Cates said the resin has been used for carbonated and other soft drinks in Florida, but the expiration of that state's advanced disposal fee this year may drive bottle makers back to using virgin resins.
``We are looking at expanding that [Novi] plant and at a plant in Europe, which would have capacity for about 5,000 metric tons [11 million pounds] per year,'' Cates told the conferees.
Cates said JCI has had to weather a 450 percent increase in the cost of baled PET soda bottles during the past 12 months. Another factor is the cost of the proprietary cleaning process JCI uses to make the regrind suitable for food contact.
``We see the cost of raw materials stabilizing,'' Cates said. ``And we plan expansion at our Novi facility. That increased capacity and the plant in Europe should make it possible to make us even more competitive.''
Michael Gage, principle packaging engineer for corporate packaging at Atlanta-based Coca-Cola Co., said Coke is continuing to consider Supercycle as one of many packaging alternatives.
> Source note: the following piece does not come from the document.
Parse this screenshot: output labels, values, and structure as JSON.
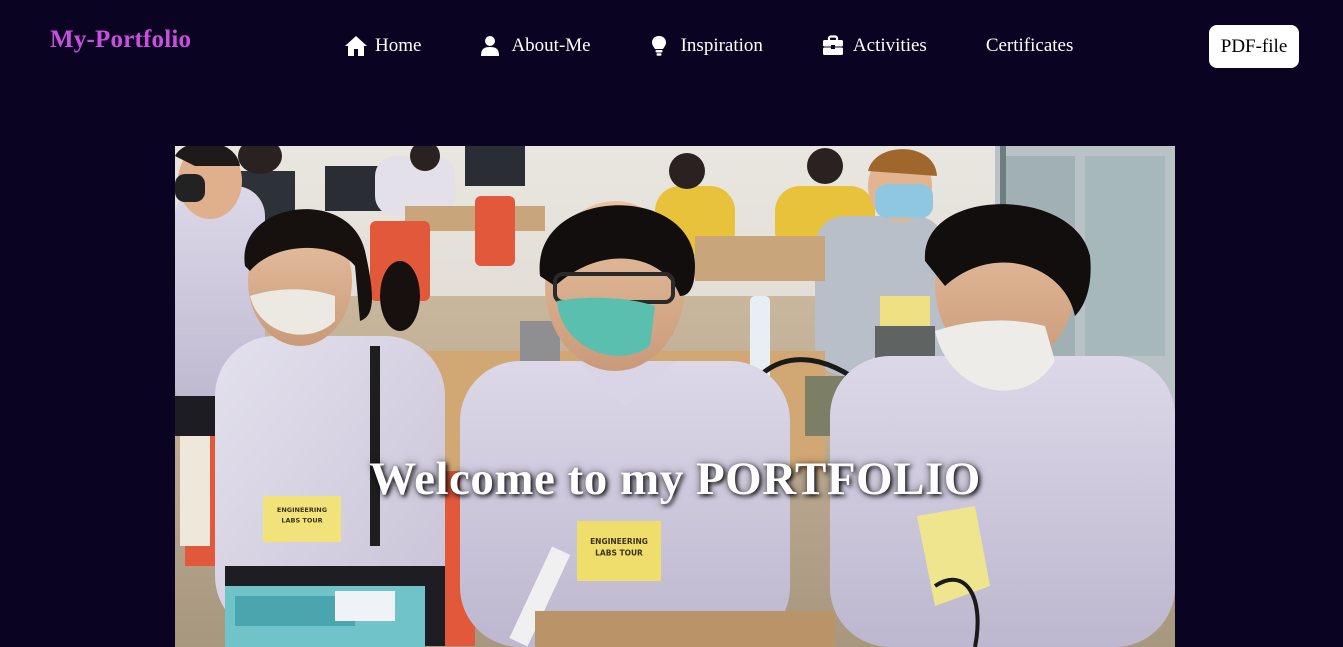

``Cost is certainly one of the concerns [about Supercycle],'' he said. ``The company charges a premium for it, but we are considering it and are watching what is being done with it.''